In 2011, the then Malaysian Airline System Bhd’s (MAS) parent Khazanah Nasional Bhd announced a comprehensive collaboration framework (CCF). Under the CCF, Khazanah, which then owned a 69.5% stake in MAS, was supposed to swap its 20.5% stake in the national carrier for a 10% stake in AirAsia Bhd with Tune Air Sdn Bhd.
Khazanah also had an option to acquire a 10% equity stake in AirAsia X Bhd.
Part of the deal involved having MAS and AirAsia serve separate business segments, and effectively compete for different consumers.
MAS was to focus on becoming a premium airline and transform its turboprop unit Firefly into a full-service carrier. AirAsia, on the other hand, was to retain its focus as a regional low-cost carrier (LCC), while its subsidiary AirAsia X would remain a medium- to long-haul LCC.

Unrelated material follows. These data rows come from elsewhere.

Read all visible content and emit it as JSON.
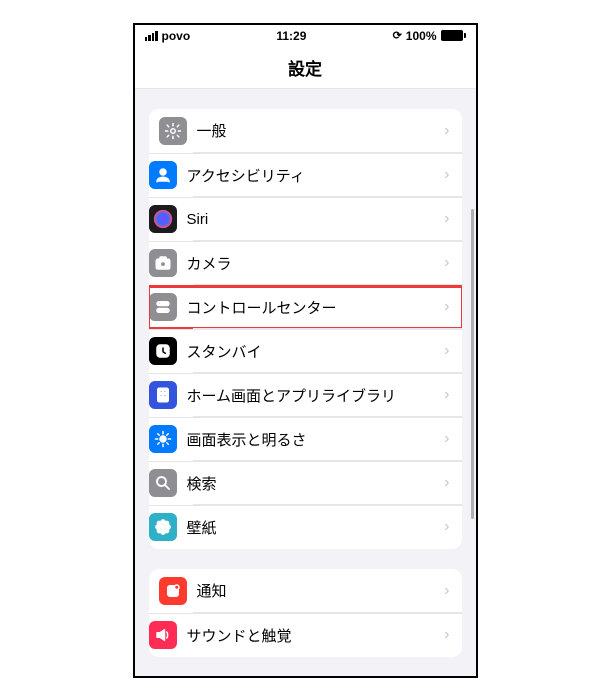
{
  "status": {
    "carrier": "povo",
    "time": "11:29",
    "battery": "100%"
  },
  "navbar": {
    "title": "設定"
  },
  "groups": [
    {
      "items": [
        {
          "id": "general",
          "label": "一般",
          "icon": {
            "bg": "#8e8e93",
            "glyph": "gear"
          }
        },
        {
          "id": "accessibility",
          "label": "アクセシビリティ",
          "icon": {
            "bg": "#007aff",
            "glyph": "person"
          }
        },
        {
          "id": "siri",
          "label": "Siri",
          "icon": {
            "bg": "#1c1c1e",
            "glyph": "siri"
          }
        },
        {
          "id": "camera",
          "label": "カメラ",
          "icon": {
            "bg": "#8e8e93",
            "glyph": "camera"
          }
        },
        {
          "id": "control-center",
          "label": "コントロールセンター",
          "icon": {
            "bg": "#8e8e93",
            "glyph": "toggles"
          },
          "highlighted": true
        },
        {
          "id": "standby",
          "label": "スタンバイ",
          "icon": {
            "bg": "#000000",
            "glyph": "clock"
          }
        },
        {
          "id": "home-screen",
          "label": "ホーム画面とアプリライブラリ",
          "icon": {
            "bg": "#3355dd",
            "glyph": "grid"
          }
        },
        {
          "id": "display",
          "label": "画面表示と明るさ",
          "icon": {
            "bg": "#007aff",
            "glyph": "brightness"
          }
        },
        {
          "id": "search",
          "label": "検索",
          "icon": {
            "bg": "#8e8e93",
            "glyph": "search"
          }
        },
        {
          "id": "wallpaper",
          "label": "壁紙",
          "icon": {
            "bg": "#30b0c7",
            "glyph": "flower"
          }
        }
      ]
    },
    {
      "items": [
        {
          "id": "notifications",
          "label": "通知",
          "icon": {
            "bg": "#ff3b30",
            "glyph": "bell"
          }
        },
        {
          "id": "sounds",
          "label": "サウンドと触覚",
          "icon": {
            "bg": "#ff2d55",
            "glyph": "speaker"
          }
        }
      ]
    }
  ]
}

However, the deal fell through due to resistances from the unions months later. Subsequently, Khazanah took the airline private and commenced its 12-point plan to revive the national carrier, in a whopping RM6 billion corporate exercise in 2014.
The floatation exercise is part of the plan. Another key aspect of Khazanah’s plan is for Malaysia Airlines to turn the corner by next year.
For its financial year ended Dec 31, 2016 (FY16), the airline’s after-tax loss narrowed to RM438.87 million from RM1.12 billion. Its revenue expanded substantially to RM8.57 billion from RM3.14
billion the year before.
The carrier’s total liabilities had shrunk to RM4.91 billion as at end-2016 from RM9.83 billion a year ago. Its total assets also contracted to RM6.07 billion in FY2016 from RM9.11 billion in FY2015.
Bellew acknowledged that Malaysia Airlines will remain loss-making in FY17 which is within expectations. “I think we are on track to be profitable in the second half of next year,’’ he added.
The national carrier is in the midst of leasing six Airbus A330-200 from AER Capital, 25 planes from Boeing, eight of which are 787 Dreamliners, 16 are 737 Max 8 and an option for eight more 737 Max 8, largely to replace ageing planes.
At present Malaysia Airlines has a fleet of 48 737-800 aircraft, 15 A330-300, six A380 planes, and hope to increase the fleet to about 80 over the near term.
Currently, the airline has a healthy average load factor of about 80%.
20th September 2017
Airline produces short video on sense of belonging and unity
FIREFLY Airlines has come up with a Malaysia Day short video, entitled Bring Me Home on national unity.
The video, carrying the meaning of “Connect the Disconnected”, directed and produced in-house by the airline’s marketing and communications team, began with a mother and daughter hugging each other and crying, when suddenly an angry father standing near a window shouted, “Why did you do this to us?” in Tamil.
It then moves on to the daughter asking for forgiveness for going against her parents’ wishes by marrying a man of her own choice.
The fuming father pulled away his wife from the daughter and told both his daughter and son-in-law to get out of the house, making the latter promise them that he will take care of their daughter till his last breath.
The scene then moves on to a present day scene in which the daughter sends off her son to school and reminds him not to choose his friends based on skin colour as he has all of it in him.
The boy then becomes the glue to reunite his parents and grandparents by arranging a surprise flight with Firefly for the meet up after he found out what had happened years ago.
The 3’ 26” video speaks volumes and has touched many hearts, reminding Malaysians to put the negativities aside, instilling the feeling of belonging and togetherness in all Malaysians.
“The reality is that every connection in the end, begins with a noble struggle and incomparable sacrifice.
“We live in a diverse country filled with people whom we call family despite our different cultures and races, a country rich in resources and free from natural disasters.
“Many stories from the man in the street will confirm that most Malaysians are blind to each other’s skin colour,” said Firefly Airlines chief executive officer Ignatius Ong.
Through the various internal and external engagements lined up, the airline hopes to bring to light the simple pleasures in life that makes each and every moment special when flying with Firefly.